Experts predict Congress will temper or block many of Donald Trump's proposed policies if elected president, from banning Muslims to making Mexico pay for a new wall. But Trump's foreign trade policy might carry real weight, according to a new report detailed in the New York Times on Monday.
The findings worry researchers from the Peterson Institute for International Economics (PIIE), who recently outlined concerns in their study on both Trump and Hillary Clinton's trade agendas. They believe Clinton would effectively preserve the status quo on America's trade agreements despite coming out against the Trans-Pacific Partnership (TPP) this year. Trump, on the other hand, presents a "sharp departure" from the status quo.
The brash, billionaire businessman has harshly criticized both the TPP and the North American Free Trade Agreement (NAFTA), which former president Bill Clinton signed into law in 1993. Trump has also contributed to the outsourcing of millions of manufacturing jobs to the malign of the country's middle-working class.
This fuels Trump's working man appeal and his free trade punitive proposal to slap tariffs on goods imported from countries like China, which he argues has unfair advantages with the current U.S. free trade policies.
"If implemented, those proposals would provoke retaliation by U.S. trading partners," the report authors said, "unleashing a trade war that would send the U.S. into recession and cost millions of Americans their jobs."
The authors also criticized Trump's "musings" about the World Trade Organization. The Republican nominee has previously threatened to withdraw the U.S. from the intergovernmental organization responsible for regulating international trade.
"If, however, the United States withdrew from the WTO," the authors said, "it could quickly find itself back in the Smoot-Hawley world of the Great Depression."
The study authors' criticism was not limited to Trump. They also criticized Clinton's agreement with Trump on TPP, which the Democratic Party’s platform committee rejected.

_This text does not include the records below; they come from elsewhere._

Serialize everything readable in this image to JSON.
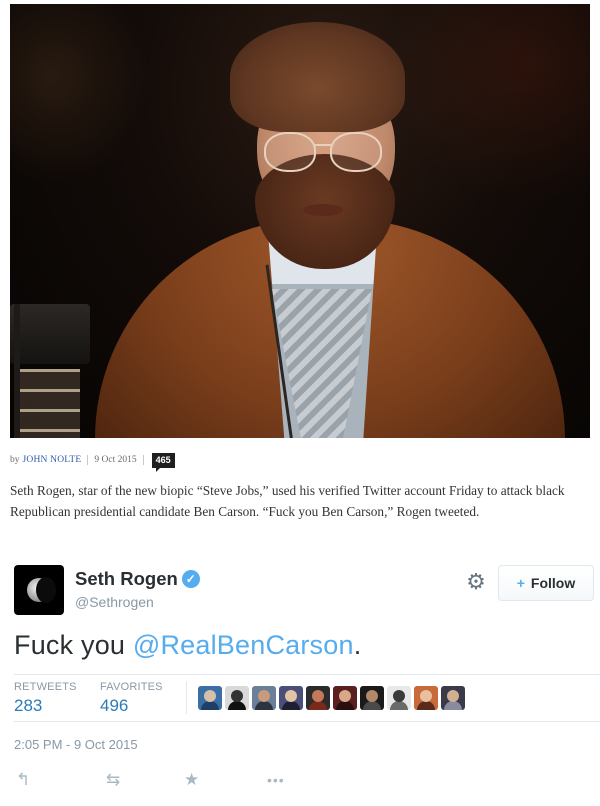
{
  "article": {
    "byline_prefix": "by",
    "author": "JOHN NOLTE",
    "date": "9 Oct 2015",
    "comment_count": "465",
    "body": "Seth Rogen, star of the new biopic “Steve Jobs,” used his verified Twitter account Friday to attack black Republican presidential candidate Ben Carson. “Fuck you Ben Carson,” Rogen tweeted."
  },
  "tweet": {
    "display_name": "Seth Rogen",
    "verified_glyph": "✓",
    "handle": "@Sethrogen",
    "follow_label": "Follow",
    "follow_icon": "+",
    "gear_glyph": "⚙",
    "text_before": "Fuck you ",
    "mention": "@RealBenCarson",
    "text_after": ".",
    "retweets_label": "RETWEETS",
    "retweets": "283",
    "favorites_label": "FAVORITES",
    "favorites": "496",
    "timestamp": "2:05 PM - 9 Oct 2015",
    "actions": {
      "reply_glyph": "↰",
      "retweet_glyph": "⇆",
      "favorite_glyph": "★",
      "more_glyph": "•••"
    }
  },
  "favoriter_avatars": [
    {
      "name": "favoriter-avatar-1",
      "bg": "#3a6ea5",
      "head": "#d8c0a8",
      "body": "#1f3f66"
    },
    {
      "name": "favoriter-avatar-2",
      "bg": "#d9d9d9",
      "head": "#333333",
      "body": "#111111"
    },
    {
      "name": "favoriter-avatar-3",
      "bg": "#6b7f99",
      "head": "#c99b7a",
      "body": "#2b3440"
    },
    {
      "name": "favoriter-avatar-4",
      "bg": "#4a4f7a",
      "head": "#e0c4a4",
      "body": "#1d2033"
    },
    {
      "name": "favoriter-avatar-5",
      "bg": "#2b2b2b",
      "head": "#c47a5a",
      "body": "#7a2a1a"
    },
    {
      "name": "favoriter-avatar-6",
      "bg": "#5a1f1f",
      "head": "#d8a888",
      "body": "#2a0f0f"
    },
    {
      "name": "favoriter-avatar-7",
      "bg": "#1a1a1a",
      "head": "#b08a6a",
      "body": "#4a4a4a"
    },
    {
      "name": "favoriter-avatar-8",
      "bg": "#e8e8e8",
      "head": "#3a3a3a",
      "body": "#6a6a6a"
    },
    {
      "name": "favoriter-avatar-9",
      "bg": "#c86a3a",
      "head": "#e8c0a0",
      "body": "#5a2a1a"
    },
    {
      "name": "favoriter-avatar-10",
      "bg": "#3a3a4a",
      "head": "#d0b090",
      "body": "#8a8aa0"
    }
  ],
  "colors": {
    "twitter_blue": "#55acee",
    "link_blue": "#2b7bb9",
    "muted": "#8899a6",
    "jacket": "#8b4a22"
  }
}
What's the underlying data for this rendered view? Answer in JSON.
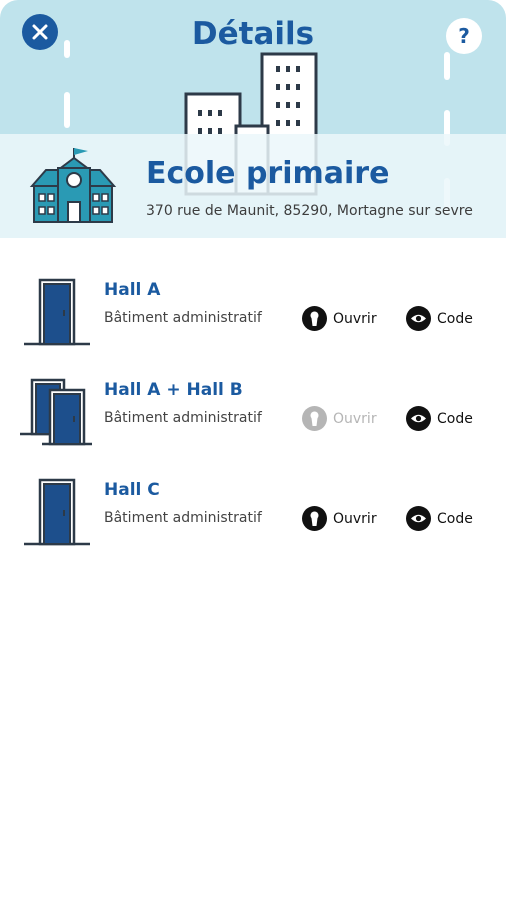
{
  "header": {
    "title": "Détails",
    "help_label": "?",
    "close_icon": "close-icon",
    "colors": {
      "accent": "#1b5aa0",
      "header_bg": "#bfe3ec"
    }
  },
  "place": {
    "name": "Ecole primaire",
    "address": "370 rue de Maunit, 85290, Mortagne sur sevre",
    "icon": "school-icon"
  },
  "items": [
    {
      "title": "Hall A",
      "subtitle": "Bâtiment administratif",
      "open_label": "Ouvrir",
      "open_enabled": true,
      "code_label": "Code",
      "icon": "door-icon"
    },
    {
      "title": "Hall A + Hall B",
      "subtitle": "Bâtiment administratif",
      "open_label": "Ouvrir",
      "open_enabled": false,
      "code_label": "Code",
      "icon": "double-door-icon"
    },
    {
      "title": "Hall C",
      "subtitle": "Bâtiment administratif",
      "open_label": "Ouvrir",
      "open_enabled": true,
      "code_label": "Code",
      "icon": "door-icon"
    }
  ]
}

"If TPP does not come to a vote in the lame duck session, some observers have speculated that President Clinton could flip-flop and return to the pro-TPP position she held as secretary of state," the authors wrote.